How to Absorb Nutrients More Effectively

Posted by Justin T on 4/24/2018 to Health
How to Absorb Nutrients More Effectively

Most of us do our best when it comes to eating healthy, but most do not realize that eating healthy is only as effective as your body’s ability to absorb nutrients. When your body intakes food it breaks down and absorbs each nutrient, having balanced DNA and RNA levels helps to ensure that your body is effectively absorbing all the nutrients it needs. On average, the body only absorbs a small portion of nutrients that it intakes, meaning that a lot of the foods we eat for a healthy lifestyle can sometimes be improperly absorbed.

The Effects of Thyroid Hormone Imbalance

Posted by Christianna Cannon on 4/20/2018 to Nutritional
The Effects of Thyroid Hormone Imbalance
The thyroid is the largest gland in the endocrine system, the system responsible for generating the hormones that regulate all your body’s functions.
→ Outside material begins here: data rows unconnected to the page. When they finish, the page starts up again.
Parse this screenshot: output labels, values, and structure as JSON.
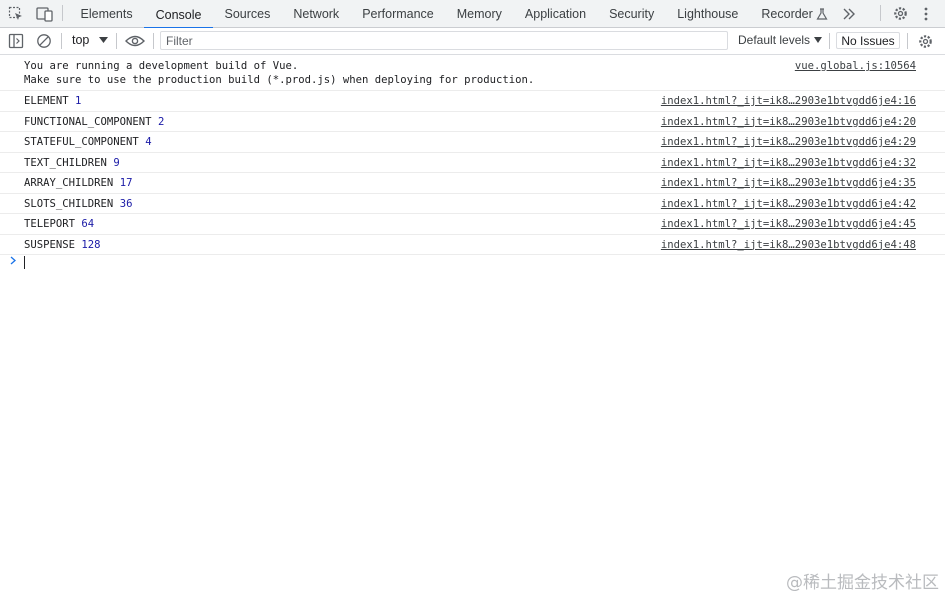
{
  "tabs": [
    "Elements",
    "Console",
    "Sources",
    "Network",
    "Performance",
    "Memory",
    "Application",
    "Security",
    "Lighthouse",
    "Recorder"
  ],
  "active_tab": "Console",
  "toolbar": {
    "context": "top",
    "filter_placeholder": "Filter",
    "levels": "Default levels",
    "issues": "No Issues"
  },
  "vue_warning": {
    "line1": "You are running a development build of Vue.",
    "line2": "Make sure to use the production build (*.prod.js) when deploying for production.",
    "source": "vue.global.js:10564"
  },
  "logs": [
    {
      "label": "ELEMENT",
      "value": "1",
      "source": "index1.html?_ijt=ik8…2903e1btvgdd6je4:16"
    },
    {
      "label": "FUNCTIONAL_COMPONENT",
      "value": "2",
      "source": "index1.html?_ijt=ik8…2903e1btvgdd6je4:20"
    },
    {
      "label": "STATEFUL_COMPONENT",
      "value": "4",
      "source": "index1.html?_ijt=ik8…2903e1btvgdd6je4:29"
    },
    {
      "label": "TEXT_CHILDREN",
      "value": "9",
      "source": "index1.html?_ijt=ik8…2903e1btvgdd6je4:32"
    },
    {
      "label": "ARRAY_CHILDREN",
      "value": "17",
      "source": "index1.html?_ijt=ik8…2903e1btvgdd6je4:35"
    },
    {
      "label": "SLOTS_CHILDREN",
      "value": "36",
      "source": "index1.html?_ijt=ik8…2903e1btvgdd6je4:42"
    },
    {
      "label": "TELEPORT",
      "value": "64",
      "source": "index1.html?_ijt=ik8…2903e1btvgdd6je4:45"
    },
    {
      "label": "SUSPENSE",
      "value": "128",
      "source": "index1.html?_ijt=ik8…2903e1btvgdd6je4:48"
    }
  ],
  "watermark": "@稀土掘金技术社区"
}
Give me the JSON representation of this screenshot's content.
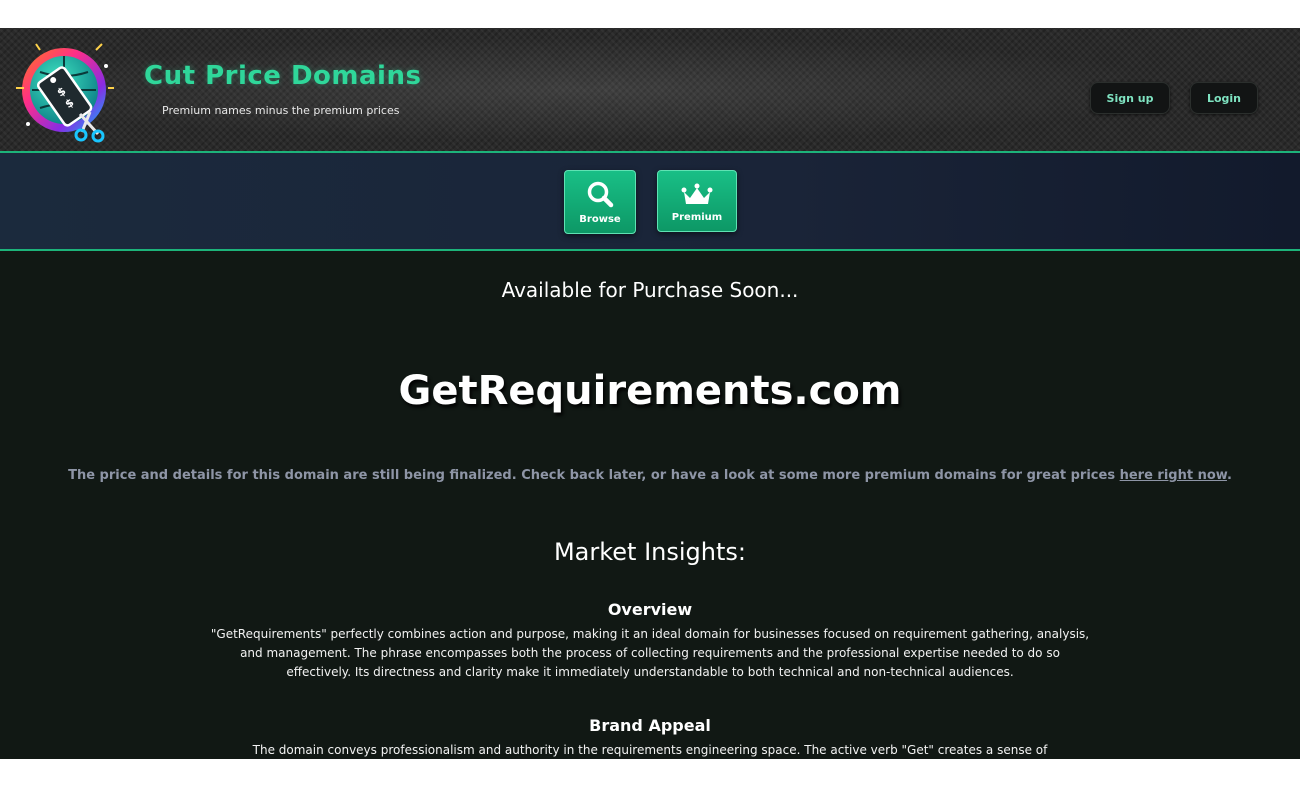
{
  "header": {
    "brand_title": "Cut Price Domains",
    "tagline": "Premium names minus the premium prices",
    "signup_label": "Sign up",
    "login_label": "Login",
    "logo_icon": "globe-price-tag-scissors-logo"
  },
  "nav": {
    "browse_label": "Browse",
    "premium_label": "Premium",
    "browse_icon": "magnifier-icon",
    "premium_icon": "crown-icon"
  },
  "main": {
    "availability": "Available for Purchase Soon...",
    "domain_name": "GetRequirements.com",
    "notice_text": "The price and details for this domain are still being finalized. Check back later, or have a look at some more premium domains for great prices ",
    "notice_link": "here right now",
    "notice_end": ".",
    "insights_title": "Market Insights:",
    "overview": {
      "title": "Overview",
      "text": "\"GetRequirements\" perfectly combines action and purpose, making it an ideal domain for businesses focused on requirement gathering, analysis, and management. The phrase encompasses both the process of collecting requirements and the professional expertise needed to do so effectively. Its directness and clarity make it immediately understandable to both technical and non-technical audiences."
    },
    "brand_appeal": {
      "title": "Brand Appeal",
      "text": "The domain conveys professionalism and authority in the requirements engineering space. The active verb \"Get\" creates a sense of"
    }
  },
  "colors": {
    "accent": "#2fd79a",
    "nav_button": "#19bf86",
    "page_bg": "#111814",
    "muted_text": "#8e95a6"
  }
}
Most people have heard of the thyroid at least in passing, and assume it has something to do with the body’s regulation of weight and metabolism. That’s true, but the thyroid is more complex than that. This butterfly-shaped gland produces hormones that affect your body’s energy usage, which translates not only into metabolism, but also into mood, energy levels, and even your immune system.

A thyroid imbalance occurs when your thyroid releases either too little or too much of the hormones it produces for the body — Triiodothyronine (T3), Thyroxine (T4), and Calcitonin. An underactive thyroid results in hypothyroidism, while the term for an overactive thyroid is hyperthyroidism. As you can imagine, these imbalances each cause problems on the opposite end of a scale: too little energy or too much; an overly-fast metabolism or a very slow one, and so on. Here’s a breakdown of the issues caused by thyroid imbalance and how to help your body address them.

Is Your DNA and RNA Imbalanced?

Posted by Justin T on 4/16/2018 to Hormones
Is Your DNA and RNA Imbalanced?
RNA (ribonucleic acid) and DNA (deoxyribonucleic acid) are chemical compounds that are made by the human body. Each of the nucleic acids are fundamental for several important functions of our bodies, but to simplify how each works, think of DNA as the instructions or guidelines for specific tasks that our body completes, and RNA as the component that helps to carry out and complete those instructions or guidelines. DNA is self-replicating, which means it can reproduce itself, and RNA is created from DNA as needed. Each compound is vital in how your body looks, acts, grows, develops and more. Studies show that as people age, their bodies can begin to lose levels of DNA and RNA.

The Key Roles of DNA and RNA and What They Mean

Posted by Christianna Cannon on 4/6/2018 to Anti-aging
The Key Roles of DNA and RNA and What They Mean

Most people are familiar with the idea of DNA as a “blueprint” to an organism and its unique traits. Our DNA defines an endless list of things: it makes us human, it contains information about our hair color, eye color, skin tone, allergies, and more. But while DNA does contain all the information about our physical structure, it’s much more than simply a blueprint — DNA, along with RNA, are nucleic acids that serve many important functions in the body besides our genetic background.

DNA contains information used by our bodies’ cells in the construction of new proteins, which are needed for cellular growth and reproduction. RNA serves to carry this information to the cells, enabling them to reproduce and repair themselves.

Since DNA and RNA are so important to protein construction and transport, they’re at the root of our bodies’ capability to function. The proper structure and function of our cells relies on DNA and RNA, and without healthy cells, our bodily systems will suffer across the board.

Unfortunately, as we age, our body produces fewer of the hormones required for generating nucleic acids, leading to an imbalance in our DNA and RNA. This imbalance can have several effects. Learn more now!